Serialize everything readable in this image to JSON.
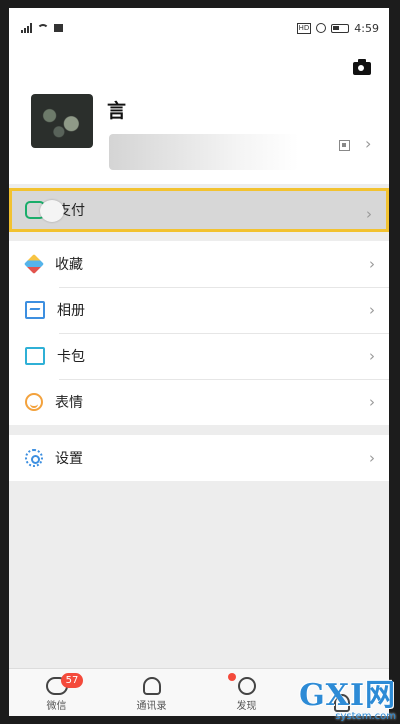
{
  "status_bar": {
    "time": "4:59"
  },
  "profile": {
    "nickname": "言"
  },
  "menu": {
    "pay": "支付",
    "favorites": "收藏",
    "album": "相册",
    "cards": "卡包",
    "stickers": "表情",
    "settings": "设置"
  },
  "tabbar": {
    "chats_label": "微信",
    "chats_badge": "57",
    "contacts_label": "通讯录",
    "discover_label": "发现"
  },
  "watermark": {
    "logo": "GXI网",
    "site": "system.com"
  },
  "colors": {
    "highlight_border": "#f2c230",
    "badge": "#f44a3b",
    "wechat_green": "#1aad6a"
  }
}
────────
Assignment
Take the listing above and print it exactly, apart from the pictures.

Response to the task
Serialize everything readable in this image to JSON.
{
  "status_bar": {
    "time": "4:59"
  },
  "profile": {
    "nickname": "言"
  },
  "menu": {
    "pay": "支付",
    "favorites": "收藏",
    "album": "相册",
    "cards": "卡包",
    "stickers": "表情",
    "settings": "设置"
  },
  "tabbar": {
    "chats_label": "微信",
    "chats_badge": "57",
    "contacts_label": "通讯录",
    "discover_label": "发现"
  },
  "watermark": {
    "logo": "GXI网",
    "site": "system.com"
  },
  "colors": {
    "highlight_border": "#f2c230",
    "badge": "#f44a3b",
    "wechat_green": "#1aad6a"
  }
}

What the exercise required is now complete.